• [REQUIREMENT]: Look through the data that follows and say how many of its lines contain "true", giving the number only.

• [RECORDS FOR THE EXERCISE]:

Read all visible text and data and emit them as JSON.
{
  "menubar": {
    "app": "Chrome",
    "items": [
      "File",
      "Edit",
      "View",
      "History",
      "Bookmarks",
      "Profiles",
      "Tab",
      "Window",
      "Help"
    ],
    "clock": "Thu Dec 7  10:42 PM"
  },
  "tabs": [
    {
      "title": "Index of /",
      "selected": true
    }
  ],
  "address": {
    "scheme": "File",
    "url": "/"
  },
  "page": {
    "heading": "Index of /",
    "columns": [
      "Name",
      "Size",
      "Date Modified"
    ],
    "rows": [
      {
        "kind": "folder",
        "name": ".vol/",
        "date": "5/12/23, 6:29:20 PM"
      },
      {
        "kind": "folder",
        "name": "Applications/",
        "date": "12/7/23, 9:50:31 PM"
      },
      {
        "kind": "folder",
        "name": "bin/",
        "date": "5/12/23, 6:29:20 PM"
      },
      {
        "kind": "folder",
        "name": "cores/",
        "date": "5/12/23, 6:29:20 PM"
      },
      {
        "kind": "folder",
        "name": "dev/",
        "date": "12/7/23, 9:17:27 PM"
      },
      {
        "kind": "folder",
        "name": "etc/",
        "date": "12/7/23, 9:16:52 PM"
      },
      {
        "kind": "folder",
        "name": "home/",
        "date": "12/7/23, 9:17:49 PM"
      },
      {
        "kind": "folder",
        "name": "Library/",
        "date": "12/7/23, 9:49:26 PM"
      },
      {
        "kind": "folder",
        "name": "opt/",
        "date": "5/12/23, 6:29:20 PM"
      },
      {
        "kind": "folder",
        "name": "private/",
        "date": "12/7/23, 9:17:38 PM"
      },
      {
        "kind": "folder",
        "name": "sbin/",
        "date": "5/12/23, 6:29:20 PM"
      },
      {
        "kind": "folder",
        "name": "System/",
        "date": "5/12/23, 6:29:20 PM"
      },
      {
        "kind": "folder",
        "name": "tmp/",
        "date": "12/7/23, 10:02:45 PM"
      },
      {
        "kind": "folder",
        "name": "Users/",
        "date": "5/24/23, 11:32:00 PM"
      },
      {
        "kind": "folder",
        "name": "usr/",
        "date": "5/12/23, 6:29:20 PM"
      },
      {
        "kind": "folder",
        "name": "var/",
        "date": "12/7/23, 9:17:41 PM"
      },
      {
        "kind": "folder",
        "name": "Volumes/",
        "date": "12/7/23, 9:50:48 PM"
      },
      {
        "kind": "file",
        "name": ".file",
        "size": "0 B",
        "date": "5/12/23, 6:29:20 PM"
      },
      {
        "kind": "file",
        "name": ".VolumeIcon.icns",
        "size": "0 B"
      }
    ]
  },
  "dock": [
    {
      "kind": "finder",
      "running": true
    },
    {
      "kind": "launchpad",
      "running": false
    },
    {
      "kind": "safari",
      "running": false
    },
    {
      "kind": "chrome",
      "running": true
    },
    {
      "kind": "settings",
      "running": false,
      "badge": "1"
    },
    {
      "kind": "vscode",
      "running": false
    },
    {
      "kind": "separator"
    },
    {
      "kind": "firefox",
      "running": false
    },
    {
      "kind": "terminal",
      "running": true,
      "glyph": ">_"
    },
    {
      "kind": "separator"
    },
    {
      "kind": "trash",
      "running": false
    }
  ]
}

• [TASK RESPONSE]: 4